Helix tattoos are trending in Spain. How do we know? Well, Pinterest told us so. They are so popular that this year Pinterest has seen a whopping 500% rise in searches for these tiny ear tattoos. We called on Mercedes Valgañón, founder of Hey Mercedes and one of Pinterest Spain's biggest bloggers, to reveal what she thinks about this tiny tattoo trend and to share an edit of her five favourite helix tattoos on Pinterest.
Before anything, you need to shape your toenails. To avoid the nails becoming ingrown “file straight across with a crystal nail file,” advises podiatrist Margaret Dabbs. “With clippers or scissors, you can’t always guide them properly to see what you are doing.” Vanessa Williams, head educator at Nails Inc., agrees, “Keep toenails cut straight across just in line with the end of the toe, and never round them at the corners.
Milk is the fragrance note du jour this year. Bizarre, we know. But not only does the soft, creamy scent of milk offer a hint of nostalgia to fragrances, making them infinitely more desirable, they also make the wearer smell irresistible too. “Milk is the latest ingredient perfumers are calling on to add a touch of dynamism to their creations. Like gourmand notes, milk notes evoke a sense of comfort and pleasure,” explains perfumer Roja Dove. Now, I’m not a big milk drinker.
Muck Rack makes it simple to find people, tweets, or articles that mention any name, keyword, company, hashtag etc. We've compiled this guide to help you make the most of your search.
Selecting a term
Start searching tweets, articles from media outlets, articles mentioned in tweets, journalists'
names, titles and bios with some suggested searches:
Companies or Topics (e.g. iPhone, Microsoft)
Phrases (e.g. "cloud computing") — use quotes to keep the terms together
Twitter handles (e.g. @username) — returns those who have mentioned or replied to
Names (e.g. "David Pogue")
Hashtags (e.g. #sxsw, #london2012)
Bio details (e.g. vegan, Olympics, father)
Muck Rack's Advanced Search allows for many boolean operators.
Find results that mention multiple specified terms, use AND or
+. For example, ensure each result contains both Elon Musk and Mark Zuckerberg by

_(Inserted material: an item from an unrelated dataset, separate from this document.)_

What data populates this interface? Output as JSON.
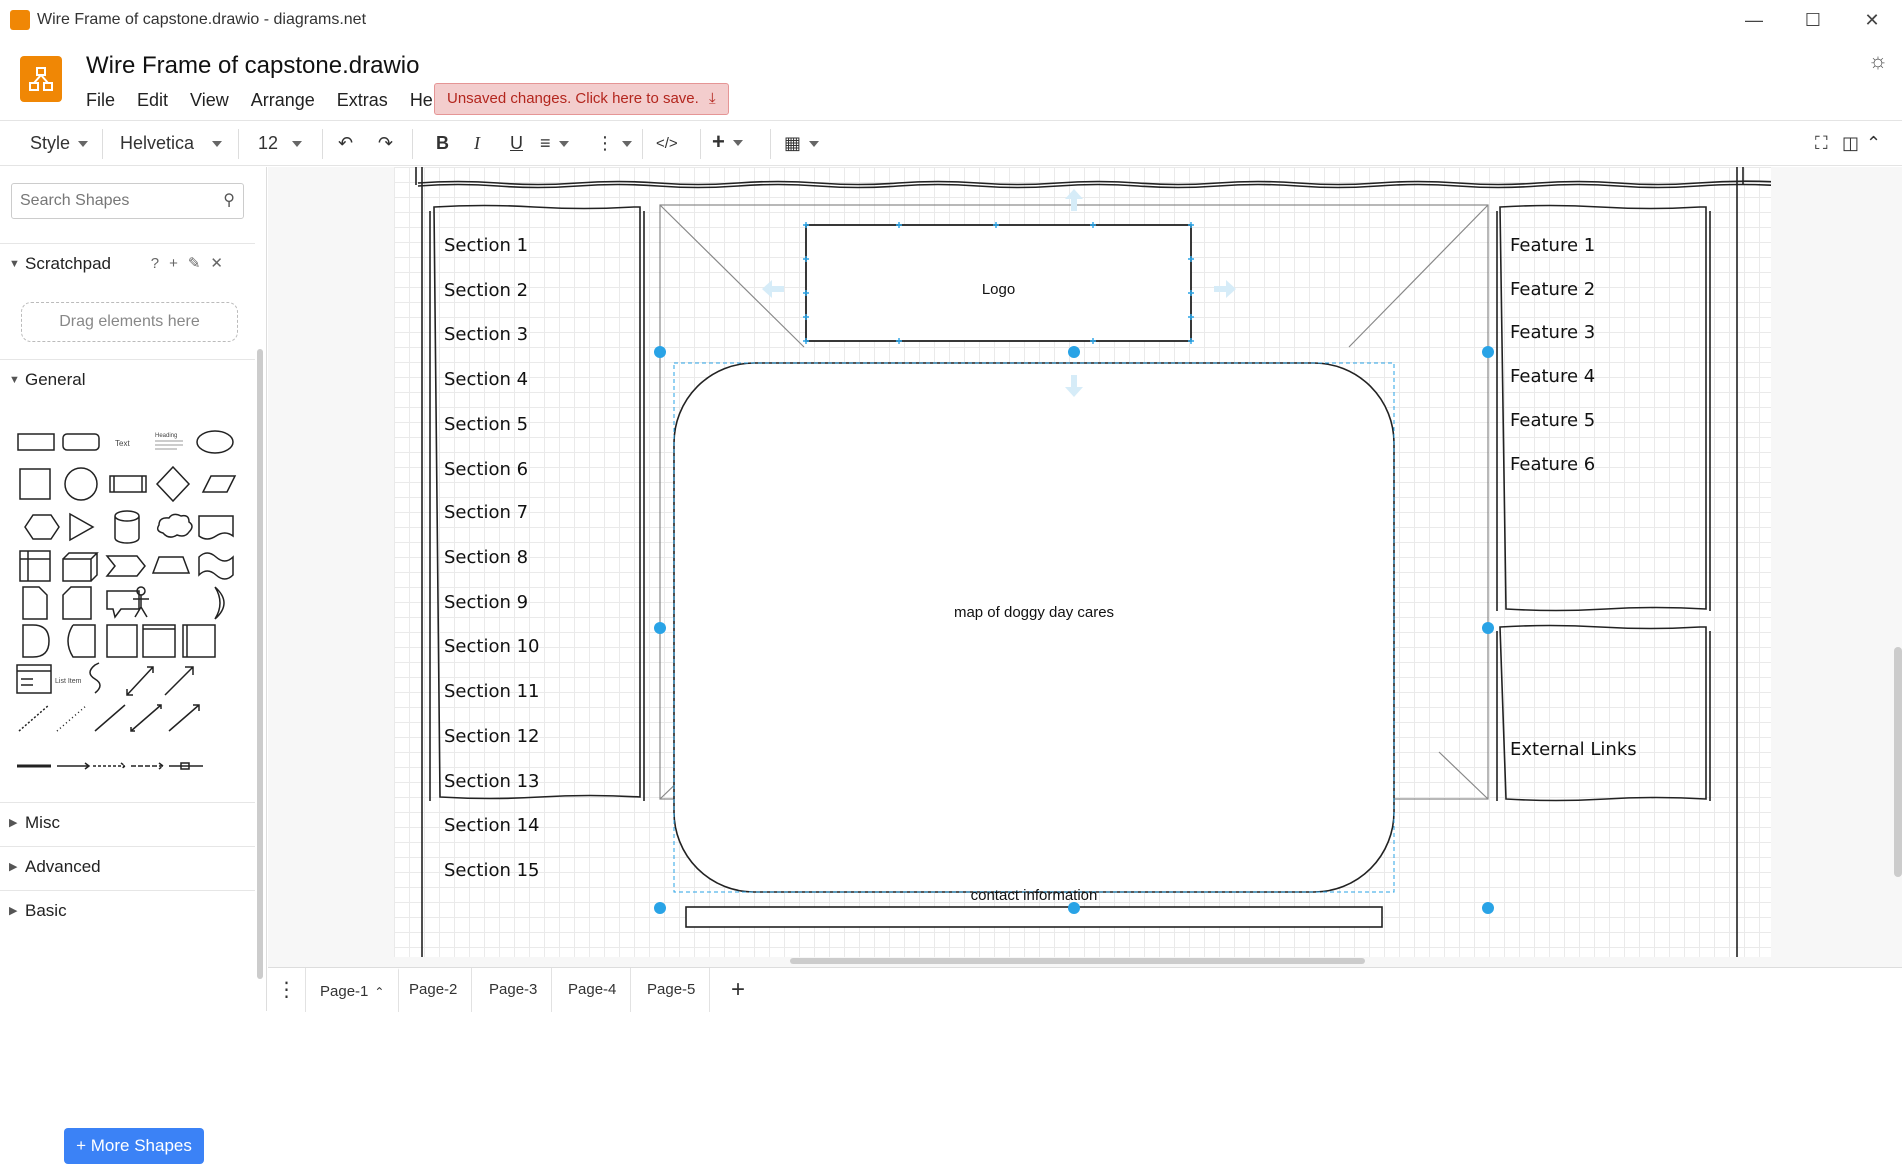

searching Obama AND Romney or Obama + Romney.
Use the operators OR or , to broaden your search when you'd like either of
multiple terms to appear in results. (This is the default behavior of our search when no operators
are used.) For example, search for democrat OR republican to find results that refer to
Democrats and/or Republicans.
Use NOT or - to subtract results from your search. For
example, searching Disney will yield results about the Walt Disney Company as well as Walt Disney
World Resort. To exclude mentions of Disney World, search for Disney -World or Disney
When using one of these operators with a phrase, enclose it in quotation marks. For example, you can
find results about smartphones excluding Apple's iPhone 4S by searching smartphone -"iPhone
Exact case matching or punctuation
If you're searching for a brand name or keyword that relies on specific punctuation marks or capitalization, you can
find results that match your exact query by adding matchcase: before the keyword you're searching for, like matchcase:E*TRADE .
Use parentheses to separate multiple
boolean phrases. For example, to find journalists talking about having fun in Disney World or
Disneyland, search for ("disney world" OR disneyland) AND fun.
An asterisk can be used to search for any variation of a root word truncated by the asterisk. For example, searching for admin* will return results for administrator, administration, administer, administered, etc.
A near operator is an AND operator where you can control the distance between the words. You can vary the distance the near operation uses by adding a forward slash and number (between 0-99) such as strawberries NEAR/10 "whipped cream", which means the strawberries must exist within 10 words of "whipped cream".